Web page and app entries:

▼

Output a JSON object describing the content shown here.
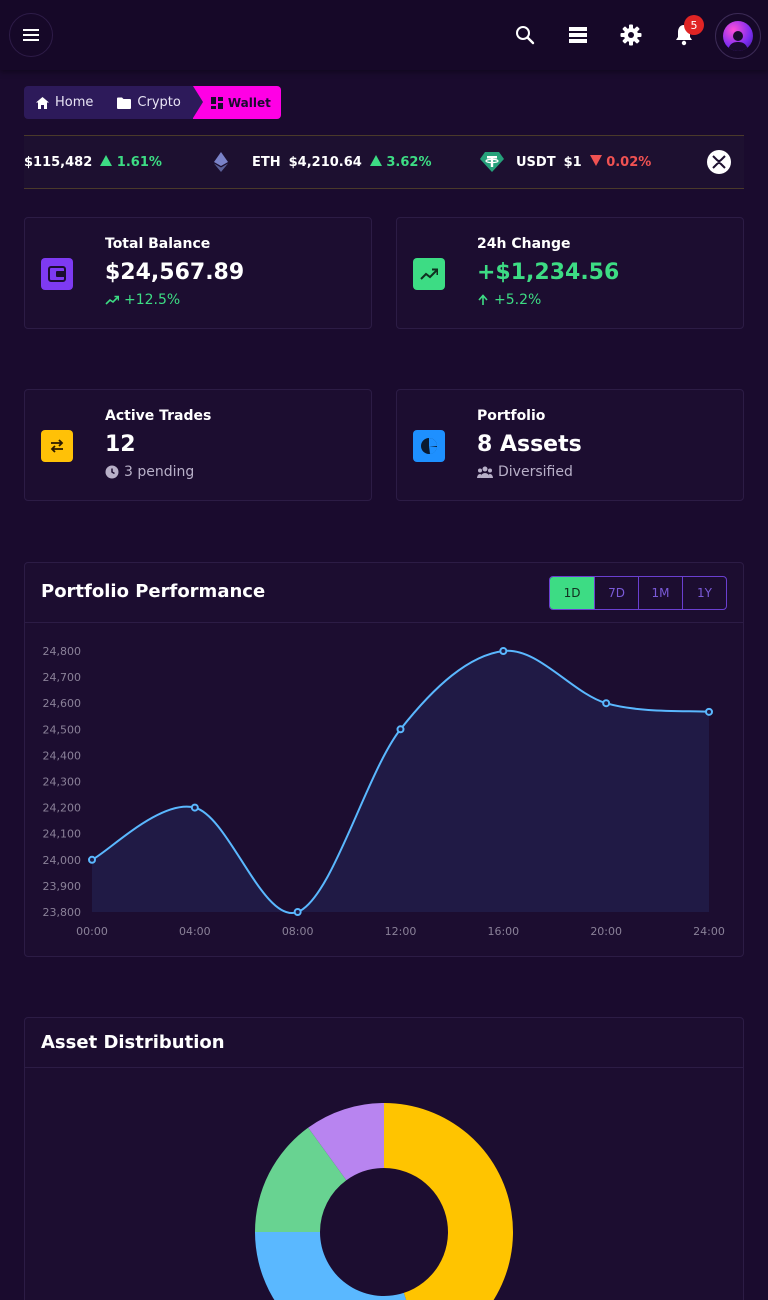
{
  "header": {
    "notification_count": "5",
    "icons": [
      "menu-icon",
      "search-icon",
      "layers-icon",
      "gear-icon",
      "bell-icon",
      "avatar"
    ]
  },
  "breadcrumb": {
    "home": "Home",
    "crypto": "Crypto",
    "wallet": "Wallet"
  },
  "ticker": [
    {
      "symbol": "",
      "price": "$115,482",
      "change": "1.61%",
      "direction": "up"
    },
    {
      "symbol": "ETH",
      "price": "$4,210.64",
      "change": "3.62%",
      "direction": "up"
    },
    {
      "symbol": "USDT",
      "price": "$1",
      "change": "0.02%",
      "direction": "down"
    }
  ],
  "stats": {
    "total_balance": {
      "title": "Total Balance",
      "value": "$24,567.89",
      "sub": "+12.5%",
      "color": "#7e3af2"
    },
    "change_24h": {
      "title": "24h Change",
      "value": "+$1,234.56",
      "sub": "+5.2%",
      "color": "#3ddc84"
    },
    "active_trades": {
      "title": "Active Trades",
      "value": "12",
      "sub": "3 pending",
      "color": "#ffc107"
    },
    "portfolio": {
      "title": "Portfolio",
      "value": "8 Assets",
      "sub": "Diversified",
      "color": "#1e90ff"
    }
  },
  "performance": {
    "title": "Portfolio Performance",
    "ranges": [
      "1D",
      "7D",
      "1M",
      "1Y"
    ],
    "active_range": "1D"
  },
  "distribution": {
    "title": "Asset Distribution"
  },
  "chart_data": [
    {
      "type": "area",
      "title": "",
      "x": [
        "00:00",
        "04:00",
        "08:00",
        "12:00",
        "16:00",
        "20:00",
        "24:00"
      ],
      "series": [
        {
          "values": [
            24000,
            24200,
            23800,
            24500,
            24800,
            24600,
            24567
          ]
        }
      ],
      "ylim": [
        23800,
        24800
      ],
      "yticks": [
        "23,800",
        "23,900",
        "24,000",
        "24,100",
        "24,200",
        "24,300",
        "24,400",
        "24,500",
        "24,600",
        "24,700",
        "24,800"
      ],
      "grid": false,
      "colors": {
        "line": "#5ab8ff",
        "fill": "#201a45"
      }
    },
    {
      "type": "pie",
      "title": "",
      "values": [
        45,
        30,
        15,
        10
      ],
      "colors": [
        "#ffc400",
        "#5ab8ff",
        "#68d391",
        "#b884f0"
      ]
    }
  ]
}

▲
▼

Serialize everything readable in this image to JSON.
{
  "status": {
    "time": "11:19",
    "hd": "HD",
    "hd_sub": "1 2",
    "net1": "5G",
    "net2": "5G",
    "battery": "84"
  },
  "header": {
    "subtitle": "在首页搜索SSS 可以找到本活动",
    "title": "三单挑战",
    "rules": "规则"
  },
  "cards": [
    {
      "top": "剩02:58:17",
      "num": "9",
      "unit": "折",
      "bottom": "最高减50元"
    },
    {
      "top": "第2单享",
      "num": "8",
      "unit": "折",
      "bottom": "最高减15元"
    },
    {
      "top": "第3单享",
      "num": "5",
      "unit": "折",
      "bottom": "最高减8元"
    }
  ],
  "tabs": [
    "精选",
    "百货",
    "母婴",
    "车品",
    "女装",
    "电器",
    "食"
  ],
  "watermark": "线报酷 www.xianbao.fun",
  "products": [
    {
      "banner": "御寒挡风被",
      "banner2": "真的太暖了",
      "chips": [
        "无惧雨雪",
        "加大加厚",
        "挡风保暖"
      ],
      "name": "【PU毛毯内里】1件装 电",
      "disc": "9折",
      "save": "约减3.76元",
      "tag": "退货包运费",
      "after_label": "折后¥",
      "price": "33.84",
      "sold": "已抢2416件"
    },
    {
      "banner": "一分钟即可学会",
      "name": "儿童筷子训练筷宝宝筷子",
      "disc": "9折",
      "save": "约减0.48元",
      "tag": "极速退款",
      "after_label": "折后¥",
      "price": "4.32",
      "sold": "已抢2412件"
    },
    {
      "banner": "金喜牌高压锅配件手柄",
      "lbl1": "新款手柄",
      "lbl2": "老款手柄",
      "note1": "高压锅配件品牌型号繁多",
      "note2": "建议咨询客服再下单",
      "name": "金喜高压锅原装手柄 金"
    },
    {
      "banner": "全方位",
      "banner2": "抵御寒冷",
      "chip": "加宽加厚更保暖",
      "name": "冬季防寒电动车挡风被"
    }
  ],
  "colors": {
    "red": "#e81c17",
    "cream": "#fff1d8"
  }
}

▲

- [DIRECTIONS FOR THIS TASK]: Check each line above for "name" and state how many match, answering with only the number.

- [EXERCISE OUTPUT]: 4